Helping in a devastating miscarriage event and gift suggestions
How can I show my support?
When someone close to you loses a baby during pregnancy, if the baby is stillborn, or dies shortly after birth, it is difficult to know what to say or do. Friends and family often worry that giving a gift to a loved one after losing a baby, may cause the mother to re-live her pain and grief over and over again.
This is actually quite far from the truth! By empathising with her loss, you are giving her the gift of your love and compassion. She will know that you recognise her as a mother who has lost a child, and although she may shed a few tears, will honour and value your support.
You may be a little unsure how to handle situations like these, and if you want to show your kindness by giving a gift, you might also be uncertain as to what would be suitable. Among other things such as baskets, flowers, and inspiring books, there are various types of miscarriage and pregnancy-loss jewellery items available. Listed here are some the most popular:
- For a mother who does not want to draw attention to, or want too many questions about her loss, a discreet necklace would be ideal. A popular choice is the forget-me-not flower as a reminder of the life she lost.
- A mother who is less private about her feeling might appreciate a pendant fashioned into 2 tiny baby feet that she can wear close to her heart as a lasting memory.
- For a baby who has been lost due to stillbirth, or shortly after birth, this gift is also most suitable, as ink footprints taken in the hospital, can be etched exactly onto a pendant.
- A bracelet or necklace with a semi-precious stone significant to the date of the loss of the baby, is also very moving and memorable.
Something for the father
Fathers also grieve. Men are generally much more private with their grief, and with so much focus on the mother, people tend to forget that the father might also be in need of comforting, as he will be feeling the loss just as deeply.
An excellent gift for a father with be a similar set of 2 tiny baby feet which can be fashioned into a key ring that he can carry with him always.
Another kind of gift.
For someone you do not have a close relationship with, but nevertheless want to show support, a gift basket or cheerful flowers is an excellent choice. But for a close friend or family member, possibly the best gift you can give is your time.
Here are some ways you can show your support by sharing your time.
- Women who have had a miscarriage often find it difficult to stick to their daily routines, especially when it comes to feeding the family, or even themselves. Making yourself available to bring cooked meals to the home will be much appreciated.
- Little things count, like walking the dog or loading the dishwasher. Laundry can also pile up quickly, so taking laundry to the laundromat, or putting a load in the washing machine, will be a big help.
- A bit of vacuuming, dusting and sprucing up the bathroom and kitchen will not go amiss. If the mother is feeling depressed and down, a clean house can always make her feel better, just knowing that things are in hand.
- Going to the supermarket to stock up on necessary supplies is another option while mom is recovering, and not yet ready to face the world.
- You could also offer to pick kiddies from school if dad is not available to do it.
Just be there.

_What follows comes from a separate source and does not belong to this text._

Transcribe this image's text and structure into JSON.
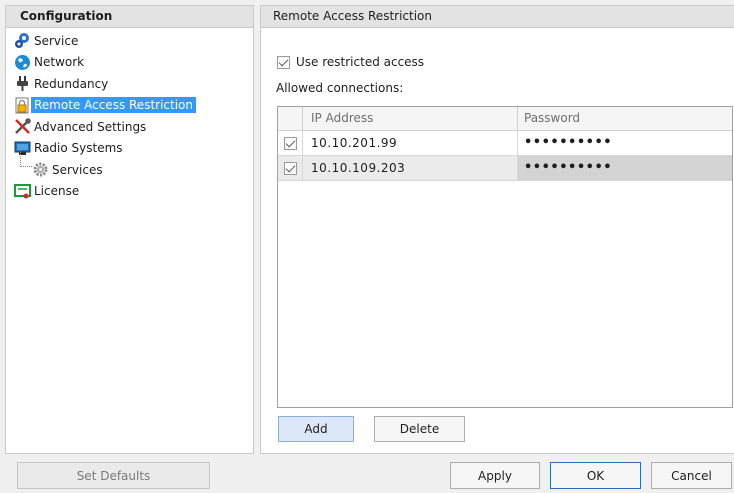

Any help to lighten the load will gratefully appreciated, and in the midst of feelings of loss, confusion and sadness, the kindness of friends and family will help to get your friend through many of the difficult days.
When the days are dark, it is comforting to know that we are not alone. For the grieving mom, it is as if she is the only one who has suffered such a loss. If you have suffered from a similar loss, share it with her, so she can know that you really do understand how she feels. It might be that your friend just wants to unburden her feelings, and all you have to do then is listen.
Talking and sharing what she has gone through will be very therapeutic for a mom who has suffered a traumatic loss of a child. Some women who lose a baby through miscarriage, elective termination, stillbirth or childbirth, are able to move through the loss more freely than others. While for others, relationships with a spouse, partner, friends or family, may be negatively impacted by the feelings of despair and emptiness.
Grief is a process of conflicting emotions such as anger, denial, depression, even guilt – and then only acceptance. The pain stays, although it may lessen with time. Just speak to an 80 year old has lost a child!
Support from family and friends is so vitally important in the healing process. And appropriate support can help to restore relationships, which may have been put in isolation for a while.
So if you have a friend or family member who is grieving for a lost child, continue to show kindness and support, be it in the form of a thoughtful gift or the sharing of your time. And if you have not had a similar experience which you could share, try and bring the gift of others you know who have been through the same thing, to offer hope and strength as your friend continues to heal.
Regaining a sense of self-esteem and hope is a true healing balm after such a traumatic loss.